_GOAL OF THE EXERCISE:_
Which of the lines below include the word "newInputCharacter"? Pull each one out.

═══ RECORDS FOR THIS TASK ═══

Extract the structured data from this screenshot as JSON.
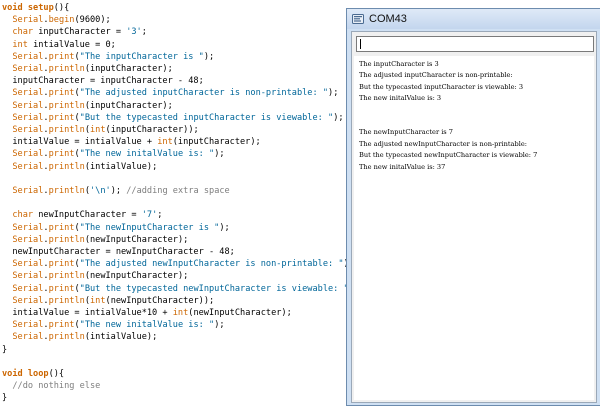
{
  "editor": {
    "lines": [
      [
        {
          "t": "void ",
          "c": "kw"
        },
        {
          "t": "setup",
          "c": "kw"
        },
        {
          "t": "(){",
          "c": ""
        }
      ],
      [
        {
          "t": "  ",
          "c": ""
        },
        {
          "t": "Serial",
          "c": "fn"
        },
        {
          "t": ".",
          "c": ""
        },
        {
          "t": "begin",
          "c": "fn"
        },
        {
          "t": "(9600);",
          "c": ""
        }
      ],
      [
        {
          "t": "  ",
          "c": ""
        },
        {
          "t": "char",
          "c": "ty"
        },
        {
          "t": " inputCharacter = ",
          "c": ""
        },
        {
          "t": "'3'",
          "c": "str"
        },
        {
          "t": ";",
          "c": ""
        }
      ],
      [
        {
          "t": "  ",
          "c": ""
        },
        {
          "t": "int",
          "c": "ty"
        },
        {
          "t": " intialValue = 0;",
          "c": ""
        }
      ],
      [
        {
          "t": "  ",
          "c": ""
        },
        {
          "t": "Serial",
          "c": "fn"
        },
        {
          "t": ".",
          "c": ""
        },
        {
          "t": "print",
          "c": "fn"
        },
        {
          "t": "(",
          "c": ""
        },
        {
          "t": "\"The inputCharacter is \"",
          "c": "str"
        },
        {
          "t": ");",
          "c": ""
        }
      ],
      [
        {
          "t": "  ",
          "c": ""
        },
        {
          "t": "Serial",
          "c": "fn"
        },
        {
          "t": ".",
          "c": ""
        },
        {
          "t": "println",
          "c": "fn"
        },
        {
          "t": "(inputCharacter);",
          "c": ""
        }
      ],
      [
        {
          "t": "  inputCharacter = inputCharacter - 48;",
          "c": ""
        }
      ],
      [
        {
          "t": "  ",
          "c": ""
        },
        {
          "t": "Serial",
          "c": "fn"
        },
        {
          "t": ".",
          "c": ""
        },
        {
          "t": "print",
          "c": "fn"
        },
        {
          "t": "(",
          "c": ""
        },
        {
          "t": "\"The adjusted inputCharacter is non-printable: \"",
          "c": "str"
        },
        {
          "t": ");",
          "c": ""
        }
      ],
      [
        {
          "t": "  ",
          "c": ""
        },
        {
          "t": "Serial",
          "c": "fn"
        },
        {
          "t": ".",
          "c": ""
        },
        {
          "t": "println",
          "c": "fn"
        },
        {
          "t": "(inputCharacter);",
          "c": ""
        }
      ],
      [
        {
          "t": "  ",
          "c": ""
        },
        {
          "t": "Serial",
          "c": "fn"
        },
        {
          "t": ".",
          "c": ""
        },
        {
          "t": "print",
          "c": "fn"
        },
        {
          "t": "(",
          "c": ""
        },
        {
          "t": "\"But the typecasted inputCharacter is viewable: \"",
          "c": "str"
        },
        {
          "t": ");",
          "c": ""
        }
      ],
      [
        {
          "t": "  ",
          "c": ""
        },
        {
          "t": "Serial",
          "c": "fn"
        },
        {
          "t": ".",
          "c": ""
        },
        {
          "t": "println",
          "c": "fn"
        },
        {
          "t": "(",
          "c": ""
        },
        {
          "t": "int",
          "c": "ty"
        },
        {
          "t": "(inputCharacter));",
          "c": ""
        }
      ],
      [
        {
          "t": "  intialValue = intialValue + ",
          "c": ""
        },
        {
          "t": "int",
          "c": "ty"
        },
        {
          "t": "(inputCharacter);",
          "c": ""
        }
      ],
      [
        {
          "t": "  ",
          "c": ""
        },
        {
          "t": "Serial",
          "c": "fn"
        },
        {
          "t": ".",
          "c": ""
        },
        {
          "t": "print",
          "c": "fn"
        },
        {
          "t": "(",
          "c": ""
        },
        {
          "t": "\"The new initalValue is: \"",
          "c": "str"
        },
        {
          "t": ");",
          "c": ""
        }
      ],
      [
        {
          "t": "  ",
          "c": ""
        },
        {
          "t": "Serial",
          "c": "fn"
        },
        {
          "t": ".",
          "c": ""
        },
        {
          "t": "println",
          "c": "fn"
        },
        {
          "t": "(intialValue);",
          "c": ""
        }
      ],
      [],
      [
        {
          "t": "  ",
          "c": ""
        },
        {
          "t": "Serial",
          "c": "fn"
        },
        {
          "t": ".",
          "c": ""
        },
        {
          "t": "println",
          "c": "fn"
        },
        {
          "t": "(",
          "c": ""
        },
        {
          "t": "'\\n'",
          "c": "str"
        },
        {
          "t": "); ",
          "c": ""
        },
        {
          "t": "//adding extra space",
          "c": "com"
        }
      ],
      [],
      [
        {
          "t": "  ",
          "c": ""
        },
        {
          "t": "char",
          "c": "ty"
        },
        {
          "t": " newInputCharacter = ",
          "c": ""
        },
        {
          "t": "'7'",
          "c": "str"
        },
        {
          "t": ";",
          "c": ""
        }
      ],
      [
        {
          "t": "  ",
          "c": ""
        },
        {
          "t": "Serial",
          "c": "fn"
        },
        {
          "t": ".",
          "c": ""
        },
        {
          "t": "print",
          "c": "fn"
        },
        {
          "t": "(",
          "c": ""
        },
        {
          "t": "\"The newInputCharacter is \"",
          "c": "str"
        },
        {
          "t": ");",
          "c": ""
        }
      ],
      [
        {
          "t": "  ",
          "c": ""
        },
        {
          "t": "Serial",
          "c": "fn"
        },
        {
          "t": ".",
          "c": ""
        },
        {
          "t": "println",
          "c": "fn"
        },
        {
          "t": "(newInputCharacter);",
          "c": ""
        }
      ],
      [
        {
          "t": "  newInputCharacter = newInputCharacter - 48;",
          "c": ""
        }
      ],
      [
        {
          "t": "  ",
          "c": ""
        },
        {
          "t": "Serial",
          "c": "fn"
        },
        {
          "t": ".",
          "c": ""
        },
        {
          "t": "print",
          "c": "fn"
        },
        {
          "t": "(",
          "c": ""
        },
        {
          "t": "\"The adjusted newInputCharacter is non-printable: \"",
          "c": "str"
        },
        {
          "t": ");",
          "c": ""
        }
      ],
      [
        {
          "t": "  ",
          "c": ""
        },
        {
          "t": "Serial",
          "c": "fn"
        },
        {
          "t": ".",
          "c": ""
        },
        {
          "t": "println",
          "c": "fn"
        },
        {
          "t": "(newInputCharacter);",
          "c": ""
        }
      ],
      [
        {
          "t": "  ",
          "c": ""
        },
        {
          "t": "Serial",
          "c": "fn"
        },
        {
          "t": ".",
          "c": ""
        },
        {
          "t": "print",
          "c": "fn"
        },
        {
          "t": "(",
          "c": ""
        },
        {
          "t": "\"But the typecasted newInputCharacter is viewable: \"",
          "c": "str"
        },
        {
          "t": ");",
          "c": ""
        }
      ],
      [
        {
          "t": "  ",
          "c": ""
        },
        {
          "t": "Serial",
          "c": "fn"
        },
        {
          "t": ".",
          "c": ""
        },
        {
          "t": "println",
          "c": "fn"
        },
        {
          "t": "(",
          "c": ""
        },
        {
          "t": "int",
          "c": "ty"
        },
        {
          "t": "(newInputCharacter));",
          "c": ""
        }
      ],
      [
        {
          "t": "  intialValue = intialValue*10 + ",
          "c": ""
        },
        {
          "t": "int",
          "c": "ty"
        },
        {
          "t": "(newInputCharacter);",
          "c": ""
        }
      ],
      [
        {
          "t": "  ",
          "c": ""
        },
        {
          "t": "Serial",
          "c": "fn"
        },
        {
          "t": ".",
          "c": ""
        },
        {
          "t": "print",
          "c": "fn"
        },
        {
          "t": "(",
          "c": ""
        },
        {
          "t": "\"The new initalValue is: \"",
          "c": "str"
        },
        {
          "t": ");",
          "c": ""
        }
      ],
      [
        {
          "t": "  ",
          "c": ""
        },
        {
          "t": "Serial",
          "c": "fn"
        },
        {
          "t": ".",
          "c": ""
        },
        {
          "t": "println",
          "c": "fn"
        },
        {
          "t": "(intialValue);",
          "c": ""
        }
      ],
      [
        {
          "t": "}",
          "c": ""
        }
      ],
      [],
      [
        {
          "t": "void ",
          "c": "kw"
        },
        {
          "t": "loop",
          "c": "kw"
        },
        {
          "t": "(){",
          "c": ""
        }
      ],
      [
        {
          "t": "  ",
          "c": ""
        },
        {
          "t": "//do nothing else",
          "c": "com"
        }
      ],
      [
        {
          "t": "}",
          "c": ""
        }
      ]
    ]
  },
  "serial_monitor": {
    "title": "COM43",
    "icon": "serial-monitor-icon",
    "send_value": "",
    "output_lines": [
      "The inputCharacter is 3",
      "The adjusted inputCharacter is non-printable:",
      "But the typecasted inputCharacter is viewable: 3",
      "The new initalValue is: 3",
      "",
      "",
      "The newInputCharacter is 7",
      "The adjusted newInputCharacter is non-printable:",
      "But the typecasted newInputCharacter is viewable: 7",
      "The new initalValue is: 37"
    ]
  },
  "colors": {
    "keyword": "#cc6600",
    "string": "#006699",
    "comment": "#7e7e7e",
    "titlebar": "#c3d6ee"
  }
}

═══

_RESPONSE TO THE TASK:_
          "t": " newInputCharacter = ",
          "t": "\"The newInputCharacter is \"",
          "t": "(newInputCharacter);",
          "t": "  newInputCharacter = newInputCharacter - 48;",
          "t": "\"The adjusted newInputCharacter is non-printable: \"",
          "t": "(newInputCharacter);",
          "t": "\"But the typecasted newInputCharacter is viewable: \"",
          "t": "(newInputCharacter));",
          "t": "(newInputCharacter);",
      "The newInputCharacter is 7",
      "The adjusted newInputCharacter is non-printable:",
      "But the typecasted newInputCharacter is viewable: 7",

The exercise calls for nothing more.